* Problem details
Write every line below out again exactly, images omitted.

┄┄┄┄┄┄┄┄┄┄

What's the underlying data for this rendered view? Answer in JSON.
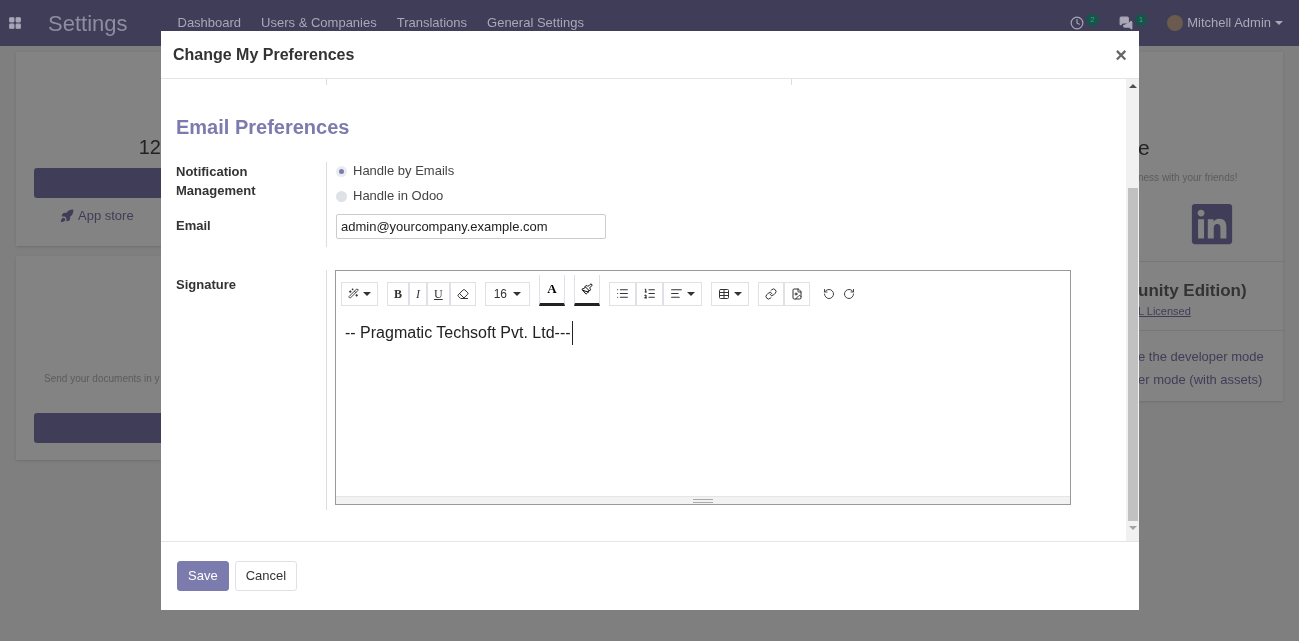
{
  "navbar": {
    "app_title": "Settings",
    "menu": [
      "Dashboard",
      "Users & Companies",
      "Translations",
      "General Settings"
    ],
    "activity_count": "2",
    "message_count": "1",
    "user": "Mitchell Admin"
  },
  "background": {
    "left_number": "12",
    "app_store": "App store",
    "send_docs": "Send your documents in y",
    "heading_fragment": "e",
    "invite_text": "ness with your friends!",
    "edition": "unity Edition)",
    "license": "L Licensed",
    "developer_links": [
      "e the developer mode",
      "er mode (with assets)"
    ]
  },
  "dialog": {
    "title": "Change My Preferences",
    "close": "×",
    "section_title": "Email Preferences",
    "notification": {
      "label": "Notification Management",
      "options": [
        {
          "label": "Handle by Emails",
          "selected": true
        },
        {
          "label": "Handle in Odoo",
          "selected": false
        }
      ]
    },
    "email": {
      "label": "Email",
      "value": "admin@yourcompany.example.com"
    },
    "signature": {
      "label": "Signature",
      "toolbar": {
        "bold": "B",
        "italic": "I",
        "underline": "U",
        "font_size": "16",
        "font_color": "A"
      },
      "content": "-- Pragmatic Techsoft Pvt. Ltd---"
    },
    "buttons": [
      {
        "label": "Save",
        "kind": "primary"
      },
      {
        "label": "Cancel",
        "kind": "secondary"
      }
    ]
  }
}
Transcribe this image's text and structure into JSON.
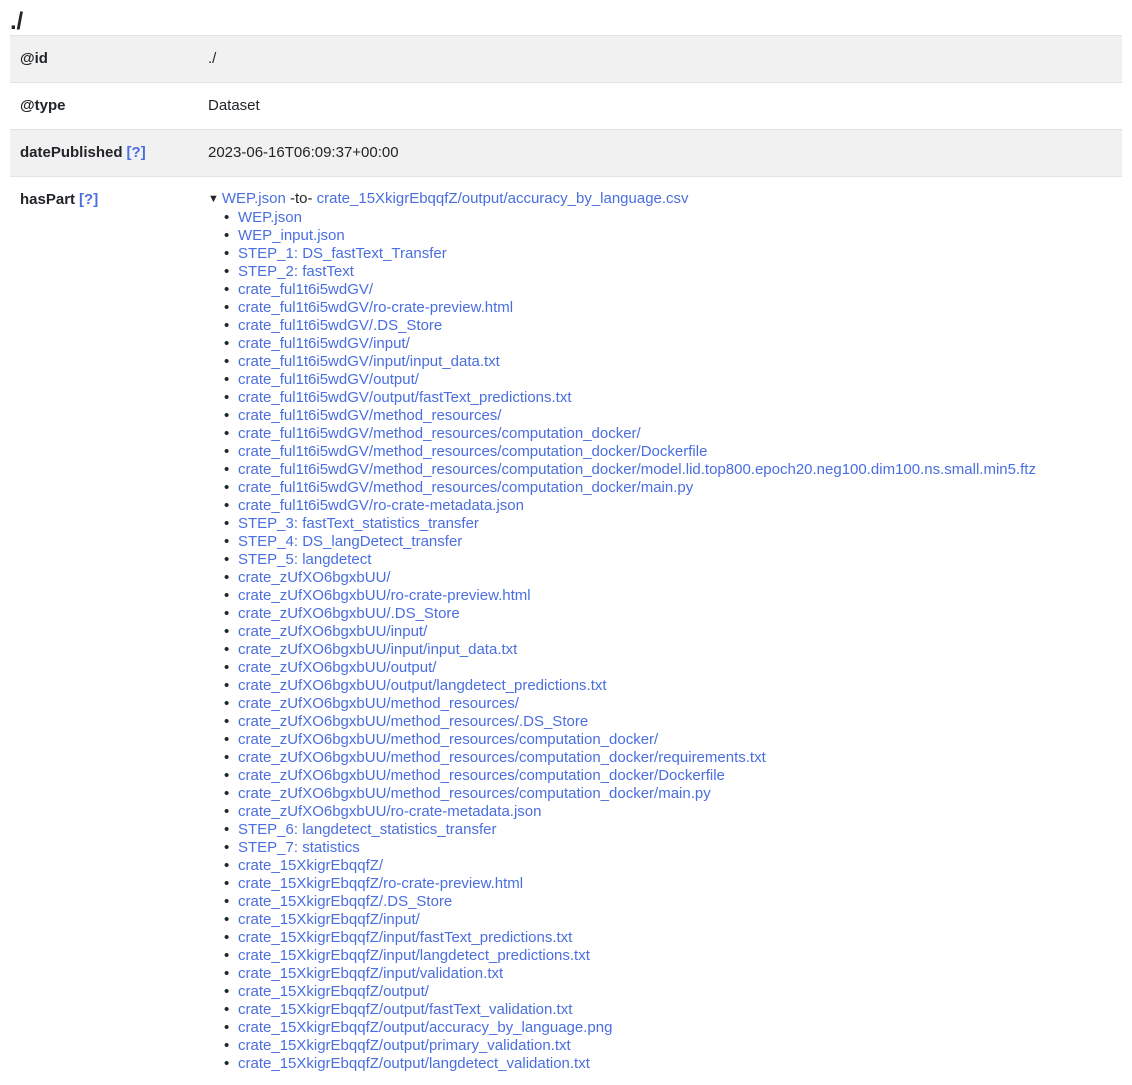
{
  "page": {
    "title": "./"
  },
  "help_label": "[?]",
  "metadata": {
    "rows": [
      {
        "key": "@id",
        "has_help": false,
        "value": "./"
      },
      {
        "key": "@type",
        "has_help": false,
        "value": "Dataset"
      },
      {
        "key": "datePublished",
        "has_help": true,
        "value": "2023-06-16T06:09:37+00:00"
      },
      {
        "key": "hasPart",
        "has_help": true,
        "value": ""
      }
    ]
  },
  "has_part": {
    "triangle": "▼",
    "summary": {
      "first": "WEP.json",
      "separator": "-to-",
      "last": "crate_15XkigrEbqqfZ/output/accuracy_by_language.csv"
    },
    "items": [
      "WEP.json",
      "WEP_input.json",
      "STEP_1: DS_fastText_Transfer",
      "STEP_2: fastText",
      "crate_ful1t6i5wdGV/",
      "crate_ful1t6i5wdGV/ro-crate-preview.html",
      "crate_ful1t6i5wdGV/.DS_Store",
      "crate_ful1t6i5wdGV/input/",
      "crate_ful1t6i5wdGV/input/input_data.txt",
      "crate_ful1t6i5wdGV/output/",
      "crate_ful1t6i5wdGV/output/fastText_predictions.txt",
      "crate_ful1t6i5wdGV/method_resources/",
      "crate_ful1t6i5wdGV/method_resources/computation_docker/",
      "crate_ful1t6i5wdGV/method_resources/computation_docker/Dockerfile",
      "crate_ful1t6i5wdGV/method_resources/computation_docker/model.lid.top800.epoch20.neg100.dim100.ns.small.min5.ftz",
      "crate_ful1t6i5wdGV/method_resources/computation_docker/main.py",
      "crate_ful1t6i5wdGV/ro-crate-metadata.json",
      "STEP_3: fastText_statistics_transfer",
      "STEP_4: DS_langDetect_transfer",
      "STEP_5: langdetect",
      "crate_zUfXO6bgxbUU/",
      "crate_zUfXO6bgxbUU/ro-crate-preview.html",
      "crate_zUfXO6bgxbUU/.DS_Store",
      "crate_zUfXO6bgxbUU/input/",
      "crate_zUfXO6bgxbUU/input/input_data.txt",
      "crate_zUfXO6bgxbUU/output/",
      "crate_zUfXO6bgxbUU/output/langdetect_predictions.txt",
      "crate_zUfXO6bgxbUU/method_resources/",
      "crate_zUfXO6bgxbUU/method_resources/.DS_Store",
      "crate_zUfXO6bgxbUU/method_resources/computation_docker/",
      "crate_zUfXO6bgxbUU/method_resources/computation_docker/requirements.txt",
      "crate_zUfXO6bgxbUU/method_resources/computation_docker/Dockerfile",
      "crate_zUfXO6bgxbUU/method_resources/computation_docker/main.py",
      "crate_zUfXO6bgxbUU/ro-crate-metadata.json",
      "STEP_6: langdetect_statistics_transfer",
      "STEP_7: statistics",
      "crate_15XkigrEbqqfZ/",
      "crate_15XkigrEbqqfZ/ro-crate-preview.html",
      "crate_15XkigrEbqqfZ/.DS_Store",
      "crate_15XkigrEbqqfZ/input/",
      "crate_15XkigrEbqqfZ/input/fastText_predictions.txt",
      "crate_15XkigrEbqqfZ/input/langdetect_predictions.txt",
      "crate_15XkigrEbqqfZ/input/validation.txt",
      "crate_15XkigrEbqqfZ/output/",
      "crate_15XkigrEbqqfZ/output/fastText_validation.txt",
      "crate_15XkigrEbqqfZ/output/accuracy_by_language.png",
      "crate_15XkigrEbqqfZ/output/primary_validation.txt",
      "crate_15XkigrEbqqfZ/output/langdetect_validation.txt"
    ]
  },
  "colors": {
    "link": "#4a6ee0",
    "text": "#212529",
    "stripe": "#f1f1f1",
    "border": "#e3e3e6"
  }
}
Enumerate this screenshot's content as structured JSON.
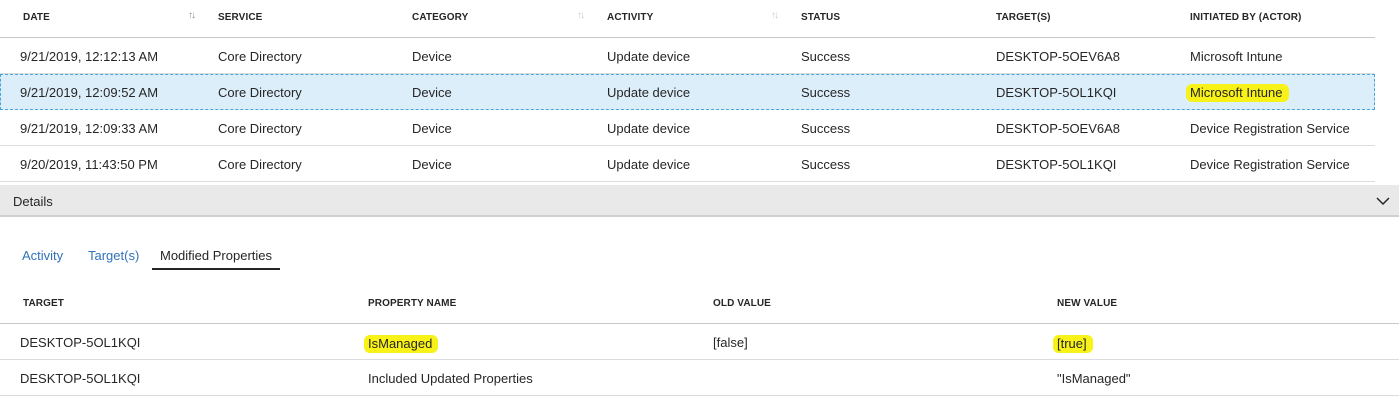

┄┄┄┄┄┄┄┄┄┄

* Answer space
What's the underlying data for this rendered view? Answer in JSON.
{
  "navbar": {
    "app_title": "Settings",
    "menu": [
      "Dashboard",
      "Users & Companies",
      "Translations",
      "General Settings"
    ],
    "activity_count": "2",
    "message_count": "1",
    "user": "Mitchell Admin"
  },
  "background": {
    "left_number": "12",
    "app_store": "App store",
    "send_docs": "Send your documents in y",
    "heading_fragment": "e",
    "invite_text": "ness with your friends!",
    "edition": "unity Edition)",
    "license": "L Licensed",
    "developer_links": [
      "e the developer mode",
      "er mode (with assets)"
    ]
  },
  "dialog": {
    "title": "Change My Preferences",
    "close": "×",
    "section_title": "Email Preferences",
    "notification": {
      "label": "Notification Management",
      "options": [
        {
          "label": "Handle by Emails",
          "selected": true
        },
        {
          "label": "Handle in Odoo",
          "selected": false
        }
      ]
    },
    "email": {
      "label": "Email",
      "value": "admin@yourcompany.example.com"
    },
    "signature": {
      "label": "Signature",
      "toolbar": {
        "bold": "B",
        "italic": "I",
        "underline": "U",
        "font_size": "16",
        "font_color": "A"
      },
      "content": "-- Pragmatic Techsoft Pvt. Ltd---"
    },
    "buttons": [
      {
        "label": "Save",
        "kind": "primary"
      },
      {
        "label": "Cancel",
        "kind": "secondary"
      }
    ]
  }
}
Transcribe this image's text and structure into JSON.
{
  "page": {
    "title": "./"
  },
  "help_label": "[?]",
  "metadata": {
    "rows": [
      {
        "key": "@id",
        "has_help": false,
        "value": "./"
      },
      {
        "key": "@type",
        "has_help": false,
        "value": "Dataset"
      },
      {
        "key": "datePublished",
        "has_help": true,
        "value": "2023-06-16T06:09:37+00:00"
      },
      {
        "key": "hasPart",
        "has_help": true,
        "value": ""
      }
    ]
  },
  "has_part": {
    "triangle": "▼",
    "summary": {
      "first": "WEP.json",
      "separator": "-to-",
      "last": "crate_15XkigrEbqqfZ/output/accuracy_by_language.csv"
    },
    "items": [
      "WEP.json",
      "WEP_input.json",
      "STEP_1: DS_fastText_Transfer",
      "STEP_2: fastText",
      "crate_ful1t6i5wdGV/",
      "crate_ful1t6i5wdGV/ro-crate-preview.html",
      "crate_ful1t6i5wdGV/.DS_Store",
      "crate_ful1t6i5wdGV/input/",
      "crate_ful1t6i5wdGV/input/input_data.txt",
      "crate_ful1t6i5wdGV/output/",
      "crate_ful1t6i5wdGV/output/fastText_predictions.txt",
      "crate_ful1t6i5wdGV/method_resources/",
      "crate_ful1t6i5wdGV/method_resources/computation_docker/",
      "crate_ful1t6i5wdGV/method_resources/computation_docker/Dockerfile",
      "crate_ful1t6i5wdGV/method_resources/computation_docker/model.lid.top800.epoch20.neg100.dim100.ns.small.min5.ftz",
      "crate_ful1t6i5wdGV/method_resources/computation_docker/main.py",
      "crate_ful1t6i5wdGV/ro-crate-metadata.json",
      "STEP_3: fastText_statistics_transfer",
      "STEP_4: DS_langDetect_transfer",
      "STEP_5: langdetect",
      "crate_zUfXO6bgxbUU/",
      "crate_zUfXO6bgxbUU/ro-crate-preview.html",
      "crate_zUfXO6bgxbUU/.DS_Store",
      "crate_zUfXO6bgxbUU/input/",
      "crate_zUfXO6bgxbUU/input/input_data.txt",
      "crate_zUfXO6bgxbUU/output/",
      "crate_zUfXO6bgxbUU/output/langdetect_predictions.txt",
      "crate_zUfXO6bgxbUU/method_resources/",
      "crate_zUfXO6bgxbUU/method_resources/.DS_Store",
      "crate_zUfXO6bgxbUU/method_resources/computation_docker/",
      "crate_zUfXO6bgxbUU/method_resources/computation_docker/requirements.txt",
      "crate_zUfXO6bgxbUU/method_resources/computation_docker/Dockerfile",
      "crate_zUfXO6bgxbUU/method_resources/computation_docker/main.py",
      "crate_zUfXO6bgxbUU/ro-crate-metadata.json",
      "STEP_6: langdetect_statistics_transfer",
      "STEP_7: statistics",
      "crate_15XkigrEbqqfZ/",
      "crate_15XkigrEbqqfZ/ro-crate-preview.html",
      "crate_15XkigrEbqqfZ/.DS_Store",
      "crate_15XkigrEbqqfZ/input/",
      "crate_15XkigrEbqqfZ/input/fastText_predictions.txt",
      "crate_15XkigrEbqqfZ/input/langdetect_predictions.txt",
      "crate_15XkigrEbqqfZ/input/validation.txt",
      "crate_15XkigrEbqqfZ/output/",
      "crate_15XkigrEbqqfZ/output/fastText_validation.txt",
      "crate_15XkigrEbqqfZ/output/accuracy_by_language.png",
      "crate_15XkigrEbqqfZ/output/primary_validation.txt",
      "crate_15XkigrEbqqfZ/output/langdetect_validation.txt"
    ]
  },
  "colors": {
    "link": "#4a6ee0",
    "text": "#212529",
    "stripe": "#f1f1f1",
    "border": "#e3e3e6"
  }
}
Enumerate this screenshot's content as structured JSON.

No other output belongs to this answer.